**What needs to be done**
Scan the listing beneath this sentence. Report each line with the word "count".

────

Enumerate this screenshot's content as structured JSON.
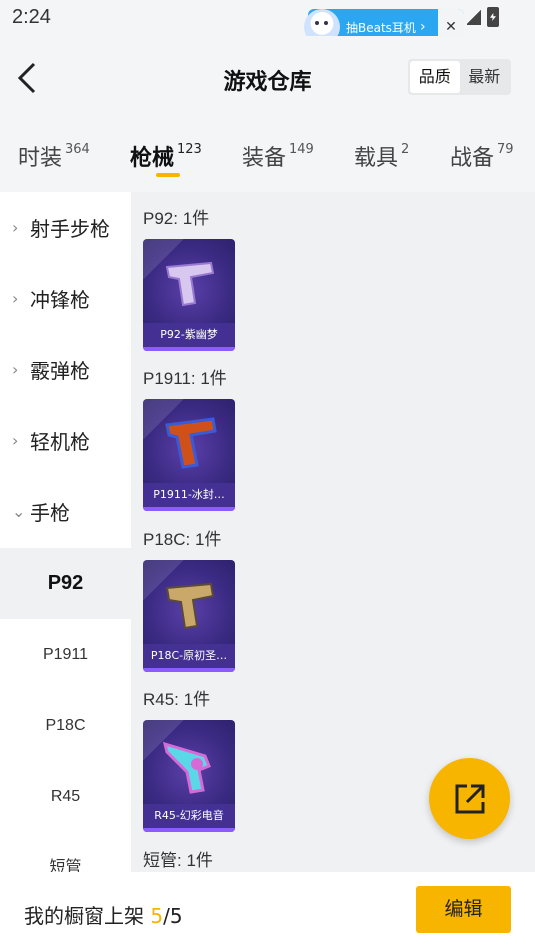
{
  "status_bar": {
    "time": "2:24"
  },
  "ad_banner": {
    "text": "抽Beats耳机",
    "arrow": "›",
    "close": "✕"
  },
  "header": {
    "title": "游戏仓库",
    "sort_options": [
      {
        "label": "品质",
        "active": true
      },
      {
        "label": "最新",
        "active": false
      }
    ]
  },
  "tabs": [
    {
      "label": "时装",
      "count": "364",
      "active": false
    },
    {
      "label": "枪械",
      "count": "123",
      "active": true
    },
    {
      "label": "装备",
      "count": "149",
      "active": false
    },
    {
      "label": "载具",
      "count": "2",
      "active": false
    },
    {
      "label": "战备",
      "count": "79",
      "active": false
    }
  ],
  "sidebar": {
    "categories": [
      {
        "label": "射手步枪",
        "icon": "chevron-right-icon"
      },
      {
        "label": "冲锋枪",
        "icon": "chevron-right-icon"
      },
      {
        "label": "霰弹枪",
        "icon": "chevron-right-icon"
      },
      {
        "label": "轻机枪",
        "icon": "chevron-right-icon"
      },
      {
        "label": "手枪",
        "icon": "chevron-down-icon"
      }
    ],
    "subitems": [
      {
        "label": "P92",
        "active": true
      },
      {
        "label": "P1911",
        "active": false
      },
      {
        "label": "P18C",
        "active": false
      },
      {
        "label": "R45",
        "active": false
      },
      {
        "label": "短管",
        "active": false
      }
    ]
  },
  "groups": [
    {
      "title": "P92: 1件",
      "item": {
        "name": "P92-紫幽梦",
        "colors": [
          "#d8c8f0",
          "#9a7ad0"
        ]
      }
    },
    {
      "title": "P1911: 1件",
      "item": {
        "name": "P1911-冰封…",
        "colors": [
          "#d0501a",
          "#3a5ad8"
        ]
      }
    },
    {
      "title": "P18C: 1件",
      "item": {
        "name": "P18C-原初圣…",
        "colors": [
          "#c9a86a",
          "#5a4a3a"
        ]
      }
    },
    {
      "title": "R45: 1件",
      "item": {
        "name": "R45-幻彩电音",
        "colors": [
          "#5ad8e8",
          "#d86ad8"
        ]
      }
    },
    {
      "title": "短管: 1件"
    }
  ],
  "bottom_bar": {
    "label": "我的橱窗上架",
    "current": "5",
    "separator": "/",
    "total": "5",
    "edit_label": "编辑"
  },
  "colors": {
    "accent": "#f7b500",
    "card_bg": "#3a2a82",
    "ad_blue": "#2aa7f0"
  }
}
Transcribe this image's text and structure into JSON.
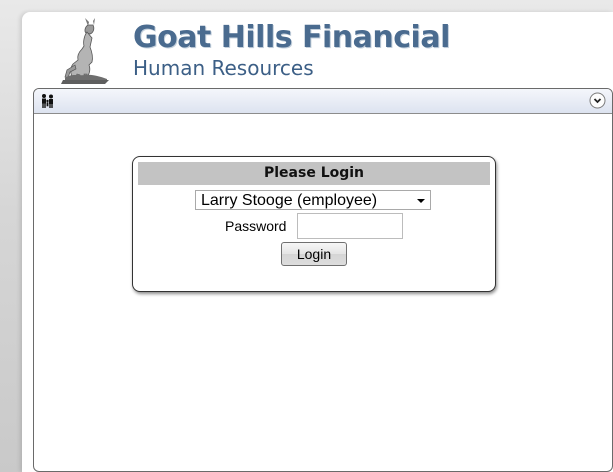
{
  "header": {
    "title": "Goat Hills Financial",
    "subtitle": "Human Resources",
    "logo_icon": "goat-logo",
    "title_color": "#4a6b8f"
  },
  "panel": {
    "left_icon": "users-icon",
    "right_icon": "collapse-chevron-icon"
  },
  "login": {
    "heading": "Please Login",
    "user_select_value": "Larry Stooge (employee)",
    "password_label": "Password",
    "password_value": "",
    "button_label": "Login"
  }
}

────

**Result for this task**
      "count": "364",
      "count": "123",
      "count": "149",
      "count": "2",
      "count": "79",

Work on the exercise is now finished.